§ ACTIVITY
Copy each line of the following material that has the string "this".

§ DATASET

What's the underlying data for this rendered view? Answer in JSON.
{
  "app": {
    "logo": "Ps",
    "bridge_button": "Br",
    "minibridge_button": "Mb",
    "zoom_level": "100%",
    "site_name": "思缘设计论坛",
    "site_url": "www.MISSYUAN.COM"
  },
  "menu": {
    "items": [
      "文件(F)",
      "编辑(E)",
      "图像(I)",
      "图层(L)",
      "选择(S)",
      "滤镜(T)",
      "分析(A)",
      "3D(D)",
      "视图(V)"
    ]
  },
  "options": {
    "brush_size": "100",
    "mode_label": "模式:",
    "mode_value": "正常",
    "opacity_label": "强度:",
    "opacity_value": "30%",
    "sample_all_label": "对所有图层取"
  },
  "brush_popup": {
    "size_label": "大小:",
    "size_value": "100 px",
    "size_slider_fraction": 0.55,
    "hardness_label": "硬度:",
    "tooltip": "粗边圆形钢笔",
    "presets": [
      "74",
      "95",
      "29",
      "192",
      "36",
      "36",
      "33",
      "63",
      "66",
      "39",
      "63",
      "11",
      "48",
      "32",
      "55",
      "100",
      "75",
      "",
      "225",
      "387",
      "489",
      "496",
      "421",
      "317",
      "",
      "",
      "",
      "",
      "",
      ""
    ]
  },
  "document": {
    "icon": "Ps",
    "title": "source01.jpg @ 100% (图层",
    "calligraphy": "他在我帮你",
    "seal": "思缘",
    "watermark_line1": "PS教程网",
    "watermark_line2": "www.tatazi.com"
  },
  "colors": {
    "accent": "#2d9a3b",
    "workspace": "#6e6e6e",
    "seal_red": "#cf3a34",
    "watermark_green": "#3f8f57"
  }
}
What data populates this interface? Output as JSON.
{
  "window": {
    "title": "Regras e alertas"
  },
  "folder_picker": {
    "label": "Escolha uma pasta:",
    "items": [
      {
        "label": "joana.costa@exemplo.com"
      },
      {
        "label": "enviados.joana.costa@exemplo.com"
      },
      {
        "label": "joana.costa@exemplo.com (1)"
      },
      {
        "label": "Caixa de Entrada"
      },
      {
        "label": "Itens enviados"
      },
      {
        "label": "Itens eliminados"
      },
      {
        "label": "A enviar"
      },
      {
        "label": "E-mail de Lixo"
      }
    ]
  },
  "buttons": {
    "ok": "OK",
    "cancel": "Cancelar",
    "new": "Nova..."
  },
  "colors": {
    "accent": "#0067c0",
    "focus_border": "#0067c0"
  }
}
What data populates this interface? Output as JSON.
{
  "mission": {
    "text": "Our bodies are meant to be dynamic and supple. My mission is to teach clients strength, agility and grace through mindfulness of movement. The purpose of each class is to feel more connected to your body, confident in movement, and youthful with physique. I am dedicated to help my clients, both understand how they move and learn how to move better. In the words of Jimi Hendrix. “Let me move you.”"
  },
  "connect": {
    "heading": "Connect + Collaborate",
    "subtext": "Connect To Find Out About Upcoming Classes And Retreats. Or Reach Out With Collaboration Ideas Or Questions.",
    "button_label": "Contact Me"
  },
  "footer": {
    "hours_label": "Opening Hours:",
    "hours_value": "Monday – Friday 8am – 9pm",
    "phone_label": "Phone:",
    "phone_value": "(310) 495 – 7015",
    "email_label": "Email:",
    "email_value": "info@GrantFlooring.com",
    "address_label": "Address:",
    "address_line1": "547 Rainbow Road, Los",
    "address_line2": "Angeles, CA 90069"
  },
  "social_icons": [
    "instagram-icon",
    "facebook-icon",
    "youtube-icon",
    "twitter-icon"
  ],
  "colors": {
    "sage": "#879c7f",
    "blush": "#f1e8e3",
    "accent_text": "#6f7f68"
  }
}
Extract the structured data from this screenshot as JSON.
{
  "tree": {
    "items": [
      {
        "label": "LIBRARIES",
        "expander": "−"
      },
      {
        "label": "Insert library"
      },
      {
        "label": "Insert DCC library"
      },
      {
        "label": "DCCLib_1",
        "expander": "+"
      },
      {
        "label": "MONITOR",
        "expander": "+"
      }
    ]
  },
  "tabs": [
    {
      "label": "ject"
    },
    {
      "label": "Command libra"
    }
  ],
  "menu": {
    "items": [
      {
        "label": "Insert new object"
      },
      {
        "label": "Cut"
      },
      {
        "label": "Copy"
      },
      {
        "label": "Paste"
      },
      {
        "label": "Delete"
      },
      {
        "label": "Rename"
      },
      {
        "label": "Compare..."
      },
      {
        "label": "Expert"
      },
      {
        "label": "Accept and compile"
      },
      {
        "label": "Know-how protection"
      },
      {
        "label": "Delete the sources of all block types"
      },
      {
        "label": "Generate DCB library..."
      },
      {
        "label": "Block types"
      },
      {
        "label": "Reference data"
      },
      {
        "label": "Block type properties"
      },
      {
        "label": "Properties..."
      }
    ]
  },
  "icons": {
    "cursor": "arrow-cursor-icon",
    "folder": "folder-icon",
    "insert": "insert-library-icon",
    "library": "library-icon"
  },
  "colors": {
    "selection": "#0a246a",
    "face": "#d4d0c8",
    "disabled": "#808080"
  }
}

§ SOLUTION
What's the underlying data for this rendered view? Answer in JSON.
What data populates this interface? Output as JSON.
What data populates this interface? Output as JSON.
Extract the structured data from this screenshot as JSON.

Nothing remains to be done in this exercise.